San Pedro Chapel
The San Pedro Chapel is a historic chapel in Tucson, Arizona. The chapel currently standing is not the original chapel, but was built after the first was demolished by a tornado in 1929. The San Pedro Chapel was made the first City of Tucson Landmark in 1982. The Tucson-Pima County Historical Commission erected an historical plaque, in both Spanish and English, in front of the Chapel in 1990. In 1993 the historical significance of the Chapel was recognized by being placed on both the State and National Registers of Historic Places. Today, the San Pedro Chapel is available for rent for weddings, baptisms, and other events.
Backstory and Context
In the early 1900s, communities of families from Sonora, Mexico began pouring into the “El Fuerte” area of Tucson, which is today known as the Old Fort Lowell Neighborhood. The families began by moving into decommissioned buildings of the abandoned Fort Lowell, but they soon began branching out and forming homes, stores, schools, and eventually, a chapel. Initially, a small building, La Capillita, was built as a place of worship for the community of El Fuerte in 1915. La Capillita was used often as the town’s place of worship until a chapel, the San Angel de la Guarda, was built in 1919. La Capillita was soon forgotten after the founding of the chapel.
In 1929, San Angel de la Guarda was devastated by a tornado that swept through El Fuerte, and the citizens of the town decided to build yet another chapel on top of its ruins. Construction on the new chapel took several years, and in 1932, the San Pedro Chapel opened to the town and became the new center of worship. San Pedro was regularly attended until St. Cyril’s Church on Pima Street opened in 1948, after which most of the congregation transitioned there.
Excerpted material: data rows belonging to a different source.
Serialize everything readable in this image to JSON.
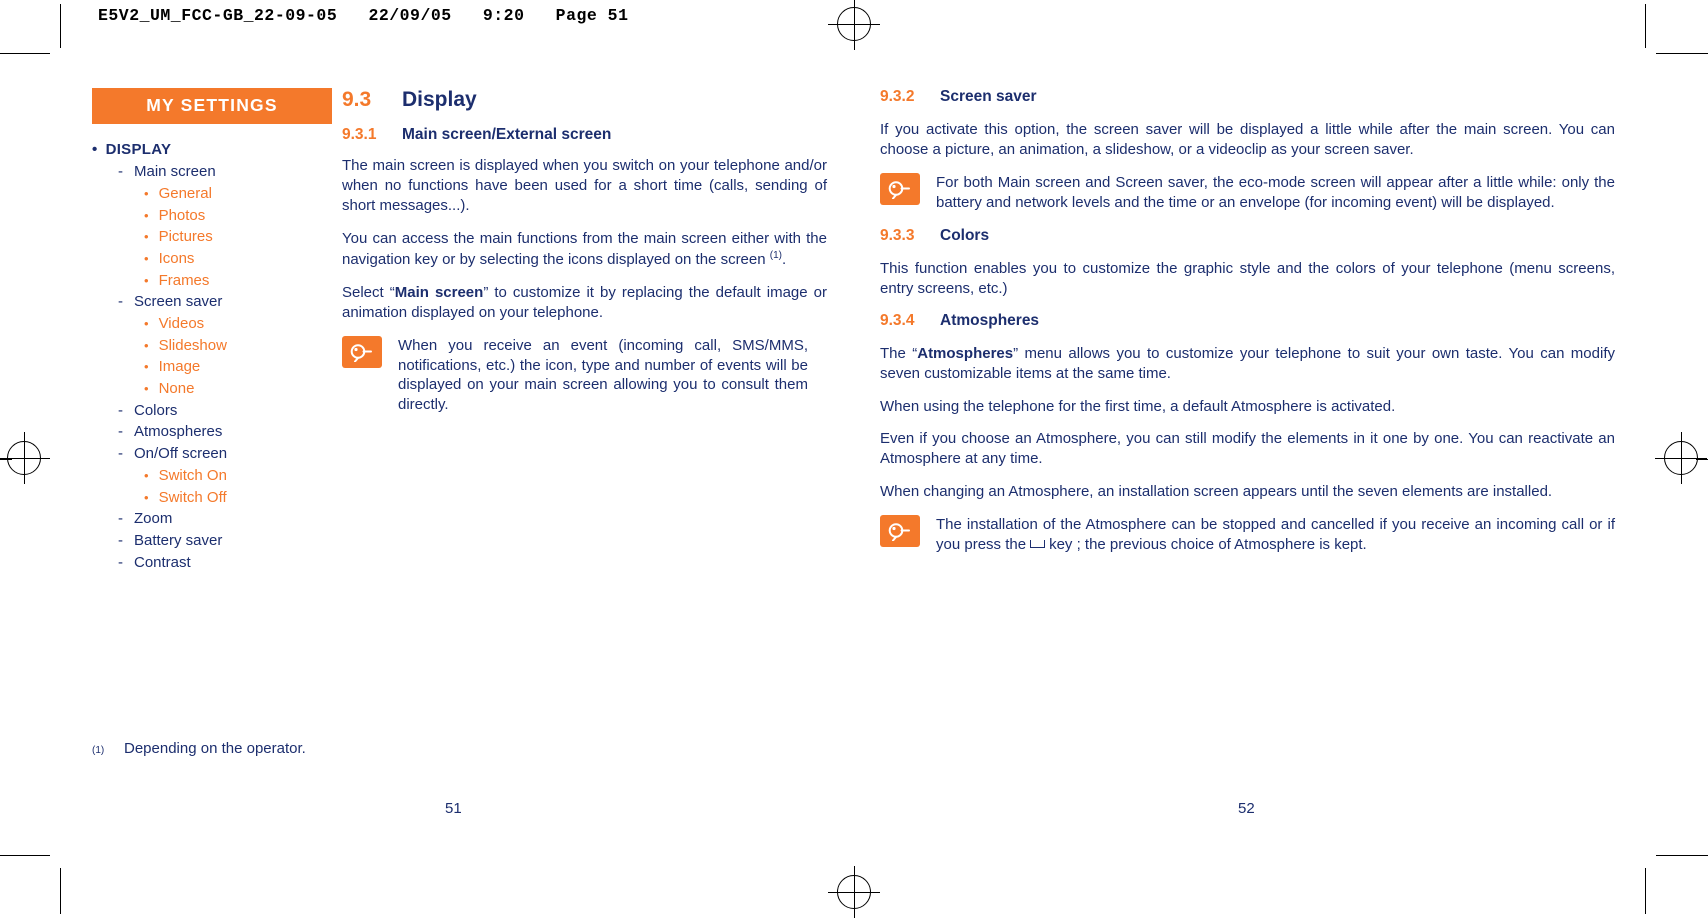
{
  "slug": "E5V2_UM_FCC-GB_22-09-05   22/09/05   9:20   Page 51",
  "sidebar": {
    "title": "MY SETTINGS",
    "items": [
      {
        "level": 1,
        "label": "DISPLAY"
      },
      {
        "level": 2,
        "label": "Main screen"
      },
      {
        "level": 3,
        "label": "General"
      },
      {
        "level": 3,
        "label": "Photos"
      },
      {
        "level": 3,
        "label": "Pictures"
      },
      {
        "level": 3,
        "label": "Icons"
      },
      {
        "level": 3,
        "label": "Frames"
      },
      {
        "level": 2,
        "label": "Screen saver"
      },
      {
        "level": 3,
        "label": "Videos"
      },
      {
        "level": 3,
        "label": "Slideshow"
      },
      {
        "level": 3,
        "label": "Image"
      },
      {
        "level": 3,
        "label": "None"
      },
      {
        "level": 2,
        "label": "Colors"
      },
      {
        "level": 2,
        "label": "Atmospheres"
      },
      {
        "level": 2,
        "label": "On/Off screen"
      },
      {
        "level": 3,
        "label": "Switch On"
      },
      {
        "level": 3,
        "label": "Switch Off"
      },
      {
        "level": 2,
        "label": "Zoom"
      },
      {
        "level": 2,
        "label": "Battery saver"
      },
      {
        "level": 2,
        "label": "Contrast"
      }
    ]
  },
  "left_column": {
    "section": {
      "number": "9.3",
      "title": "Display"
    },
    "sub1": {
      "number": "9.3.1",
      "title": "Main screen/External screen"
    },
    "p1": "The main screen is displayed when you switch on your telephone and/or when no functions have been used for a short time (calls, sending of short messages...).",
    "p2_a": "You can access the main functions from the main screen either with the navigation key or by selecting the icons displayed on the screen ",
    "p2_sup": "(1)",
    "p2_b": ".",
    "p3_a": "Select “",
    "p3_bold": "Main screen",
    "p3_b": "” to customize it by replacing the default image or animation displayed on your telephone.",
    "note1": "When you receive an event (incoming call, SMS/MMS, notifications, etc.) the icon, type and number of events will be displayed on your main screen allowing you to consult them directly."
  },
  "right_column": {
    "sub2": {
      "number": "9.3.2",
      "title": "Screen saver"
    },
    "p1": "If you activate this option, the screen saver will be displayed a little while after the main screen. You can choose a picture, an animation, a slideshow, or a videoclip as your screen saver.",
    "note1": "For both Main screen and Screen saver, the eco-mode screen will appear after a little while: only the battery and network levels and the time or an envelope (for incoming event) will be displayed.",
    "sub3": {
      "number": "9.3.3",
      "title": "Colors"
    },
    "p2": "This function enables you to customize the graphic style and the colors of your telephone (menu screens, entry screens, etc.)",
    "sub4": {
      "number": "9.3.4",
      "title": "Atmospheres"
    },
    "p3_a": "The “",
    "p3_bold": "Atmospheres",
    "p3_b": "” menu allows you to customize your telephone to suit your own taste. You can modify seven customizable items at the same time.",
    "p4": "When using the telephone for the first time, a default Atmosphere is activated.",
    "p5": "Even if you choose an Atmosphere, you can still modify the elements in it one by one. You can reactivate an Atmosphere at any time.",
    "p6": "When changing an Atmosphere, an installation screen appears until the seven elements are installed.",
    "note2_a": "The installation of the Atmosphere can be stopped and cancelled if you receive an incoming call or if you press the",
    "note2_b": "key ; the previous choice of Atmosphere is kept."
  },
  "footnote": {
    "mark": "(1)",
    "text": "Depending on the operator."
  },
  "folios": {
    "left": "51",
    "right": "52"
  },
  "colors": {
    "accent": "#f4792b",
    "text": "#1c2e6e"
  }
}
San Pedro Chapel remained as a historic landmark, however, making it onto the National Register of Historic Places in 1993. Coinciding with this, the Chapel was purchased by the Old Fort Lowell Neighborhood Association with the intentions of restoring the Chapel to its former glory. Today, the San Pedro Chapel may be visited by those who are curious, and may be rented out for a variety of events.